Risk reduction for the community and volunteer firefighters will occur if we improve the experience base of our volunteer members. This will have a positive impact of safer fire ground operations, better staffing levels and faster emergency response times due to higher numbers of members that respond during emergency calls. An additional impact is to also improve mutual and auto-aid responses for the communities.

This grant will allow the MSVFA to provide support to communities statewide so they can continue to provide this critical volunteer service to their community. Additionally, the success of this program would be shared as a model for other fire departments throughout the country.

The MSVFA’s plan is to use this grant project to gather and analyze data, create educational and marketing tools to be distributed to all fire departments with education for improved marketing of the fire department to the community to successfully recruit and retain firefighters. This project will enhance a fire departments ability to attain minimum NFPA 1720 24 hour staffing, thus assuring that the volunteer fire departments will have adequate protection for fire and all hazards related incidents.

Currently, the initial cost of hiring a volunteer and the first year training is approximately $3,600. This cost includes: physical agility testing, medical examination, background check, EMS training and examination, Minnesota Firefighter I and FF II training and examination and uniform cost.
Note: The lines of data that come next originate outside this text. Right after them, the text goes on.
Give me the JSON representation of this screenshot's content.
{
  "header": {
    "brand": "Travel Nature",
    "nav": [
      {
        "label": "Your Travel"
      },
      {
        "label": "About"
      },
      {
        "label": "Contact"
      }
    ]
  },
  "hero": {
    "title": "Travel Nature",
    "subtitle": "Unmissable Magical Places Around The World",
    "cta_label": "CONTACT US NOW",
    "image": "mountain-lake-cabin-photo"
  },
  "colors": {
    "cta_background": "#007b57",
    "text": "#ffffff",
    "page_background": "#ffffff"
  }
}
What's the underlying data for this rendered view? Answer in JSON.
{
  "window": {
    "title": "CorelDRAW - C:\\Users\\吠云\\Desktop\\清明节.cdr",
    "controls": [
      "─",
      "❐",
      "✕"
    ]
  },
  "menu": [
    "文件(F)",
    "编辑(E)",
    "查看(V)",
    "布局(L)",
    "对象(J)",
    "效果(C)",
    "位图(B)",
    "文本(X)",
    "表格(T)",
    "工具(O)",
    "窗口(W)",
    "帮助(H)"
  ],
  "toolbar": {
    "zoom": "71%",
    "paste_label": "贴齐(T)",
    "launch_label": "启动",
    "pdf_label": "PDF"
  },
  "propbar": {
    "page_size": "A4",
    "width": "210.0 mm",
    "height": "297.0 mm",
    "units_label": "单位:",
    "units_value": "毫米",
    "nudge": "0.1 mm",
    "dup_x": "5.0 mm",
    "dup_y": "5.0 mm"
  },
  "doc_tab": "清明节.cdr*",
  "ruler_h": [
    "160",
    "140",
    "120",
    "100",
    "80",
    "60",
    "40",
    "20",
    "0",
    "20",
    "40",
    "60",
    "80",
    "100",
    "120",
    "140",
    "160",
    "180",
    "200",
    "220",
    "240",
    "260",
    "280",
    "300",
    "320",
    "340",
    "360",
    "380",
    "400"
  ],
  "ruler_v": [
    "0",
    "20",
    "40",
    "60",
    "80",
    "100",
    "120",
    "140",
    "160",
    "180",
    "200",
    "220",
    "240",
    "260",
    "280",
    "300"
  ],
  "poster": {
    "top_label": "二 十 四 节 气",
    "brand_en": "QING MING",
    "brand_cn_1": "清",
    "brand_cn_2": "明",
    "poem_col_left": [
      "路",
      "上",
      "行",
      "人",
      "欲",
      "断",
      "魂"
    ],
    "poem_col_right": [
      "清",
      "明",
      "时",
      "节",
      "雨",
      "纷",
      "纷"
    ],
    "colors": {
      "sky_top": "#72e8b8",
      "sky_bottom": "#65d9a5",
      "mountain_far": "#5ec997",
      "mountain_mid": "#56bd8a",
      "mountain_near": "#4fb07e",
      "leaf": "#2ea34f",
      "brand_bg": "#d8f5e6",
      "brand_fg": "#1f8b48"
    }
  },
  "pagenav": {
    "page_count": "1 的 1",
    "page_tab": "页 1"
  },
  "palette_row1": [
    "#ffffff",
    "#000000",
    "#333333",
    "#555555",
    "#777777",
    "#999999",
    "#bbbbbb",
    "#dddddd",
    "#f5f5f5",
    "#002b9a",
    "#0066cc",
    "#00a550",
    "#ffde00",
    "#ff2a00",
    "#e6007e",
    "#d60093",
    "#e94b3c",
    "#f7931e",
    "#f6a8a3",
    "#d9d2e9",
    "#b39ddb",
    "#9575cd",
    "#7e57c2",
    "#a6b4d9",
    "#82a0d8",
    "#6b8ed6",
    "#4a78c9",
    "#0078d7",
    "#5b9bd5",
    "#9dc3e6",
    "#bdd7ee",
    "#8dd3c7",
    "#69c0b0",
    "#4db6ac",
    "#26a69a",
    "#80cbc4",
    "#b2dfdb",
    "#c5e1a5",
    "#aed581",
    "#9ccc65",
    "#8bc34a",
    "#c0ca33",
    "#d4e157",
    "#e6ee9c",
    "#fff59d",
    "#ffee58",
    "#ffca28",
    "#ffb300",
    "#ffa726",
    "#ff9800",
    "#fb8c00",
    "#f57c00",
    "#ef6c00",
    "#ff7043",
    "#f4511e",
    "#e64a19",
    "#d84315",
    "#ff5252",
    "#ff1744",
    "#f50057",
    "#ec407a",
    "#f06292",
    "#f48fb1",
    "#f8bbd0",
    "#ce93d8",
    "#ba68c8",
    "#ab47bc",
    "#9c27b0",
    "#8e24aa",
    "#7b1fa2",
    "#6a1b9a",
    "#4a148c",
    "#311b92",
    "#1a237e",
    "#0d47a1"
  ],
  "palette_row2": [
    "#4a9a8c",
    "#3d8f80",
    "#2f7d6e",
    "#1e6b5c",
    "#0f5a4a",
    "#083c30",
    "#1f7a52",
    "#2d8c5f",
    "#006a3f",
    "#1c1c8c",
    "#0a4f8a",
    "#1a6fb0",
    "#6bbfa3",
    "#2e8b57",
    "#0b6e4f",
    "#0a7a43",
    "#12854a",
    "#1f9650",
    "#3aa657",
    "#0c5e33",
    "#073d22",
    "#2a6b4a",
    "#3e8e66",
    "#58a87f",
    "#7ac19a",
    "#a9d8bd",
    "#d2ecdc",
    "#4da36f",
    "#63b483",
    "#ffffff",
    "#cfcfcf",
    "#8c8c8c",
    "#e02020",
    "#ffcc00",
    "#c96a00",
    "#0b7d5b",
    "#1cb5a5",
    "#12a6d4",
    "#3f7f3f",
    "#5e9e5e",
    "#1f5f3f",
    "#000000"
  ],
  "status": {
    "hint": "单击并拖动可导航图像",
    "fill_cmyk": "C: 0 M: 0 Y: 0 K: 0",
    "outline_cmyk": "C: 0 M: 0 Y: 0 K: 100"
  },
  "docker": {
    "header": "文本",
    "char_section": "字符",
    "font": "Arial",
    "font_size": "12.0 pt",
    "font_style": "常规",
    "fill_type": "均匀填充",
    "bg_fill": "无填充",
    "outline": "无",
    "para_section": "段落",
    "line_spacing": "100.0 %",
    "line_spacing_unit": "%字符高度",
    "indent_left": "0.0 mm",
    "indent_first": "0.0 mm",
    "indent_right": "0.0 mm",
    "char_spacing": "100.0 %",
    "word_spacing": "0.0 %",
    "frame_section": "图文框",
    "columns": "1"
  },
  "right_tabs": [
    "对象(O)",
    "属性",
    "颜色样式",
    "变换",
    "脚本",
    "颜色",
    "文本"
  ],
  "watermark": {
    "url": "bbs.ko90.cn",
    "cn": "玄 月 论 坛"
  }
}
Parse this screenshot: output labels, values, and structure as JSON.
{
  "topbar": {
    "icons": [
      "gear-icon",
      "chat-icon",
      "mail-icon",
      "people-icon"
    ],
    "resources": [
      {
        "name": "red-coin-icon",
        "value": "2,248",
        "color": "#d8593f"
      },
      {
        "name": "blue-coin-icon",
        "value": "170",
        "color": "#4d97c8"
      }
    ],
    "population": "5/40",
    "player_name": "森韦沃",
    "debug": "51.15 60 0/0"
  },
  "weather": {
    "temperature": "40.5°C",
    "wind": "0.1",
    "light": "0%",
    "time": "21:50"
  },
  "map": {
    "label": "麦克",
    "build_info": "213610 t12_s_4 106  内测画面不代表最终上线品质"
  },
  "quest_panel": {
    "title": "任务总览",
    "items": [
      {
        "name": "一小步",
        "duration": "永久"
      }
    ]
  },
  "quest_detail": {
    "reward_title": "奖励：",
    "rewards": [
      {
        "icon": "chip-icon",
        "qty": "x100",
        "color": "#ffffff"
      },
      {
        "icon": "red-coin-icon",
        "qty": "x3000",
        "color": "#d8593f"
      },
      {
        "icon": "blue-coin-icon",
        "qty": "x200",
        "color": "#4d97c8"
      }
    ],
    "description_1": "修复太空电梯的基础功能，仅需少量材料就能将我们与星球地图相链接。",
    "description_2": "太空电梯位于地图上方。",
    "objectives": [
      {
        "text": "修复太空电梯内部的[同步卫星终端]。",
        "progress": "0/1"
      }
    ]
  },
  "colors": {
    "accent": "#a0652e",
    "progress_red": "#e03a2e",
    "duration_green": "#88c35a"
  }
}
As of now, one of every four new firefighters does not finish this first year. On average after the second year the current turn-over rate is at 50 %. Not only is there a human resource loss, but also a training investment loss of more than $3,600. This turn over rate is one of the main reasons our volunteer fire departments will not be able to continue in its primary mission to protect the community from the dangers of fire and to provide rescue and medical services to the people of the community.

Unfortunately, our states current retention rate is unacceptable. Some of our departments are experiencing losing one out of every two rookie firefighters after just two years and only one out of every three rookie firefighters is still on the department after just four years. If this trend continues, the volunteer fire department’s continued service to the community on a volunteer basis is very doubtful.

The entire population of the State of Minnesota will directly benefit by this program as well as all volunteer fire departments. By having more firefighters available for initial call in these small jurisdictions, and secondly having more experienced firefighters available, we will positively impact firefighter safety because of the pure numbers. Any firefighter who has to respond with less than adequate staffing on an emergency call is at increased risk. In the last few years we have had two firefighter fatalities on highway incidents involving relatively small fires so even small minor incidents can present major safety concerns for the firefighters. Any program that can increase the number of experienced firefighters available anywhere in our state will make our overall response more efficient and safer.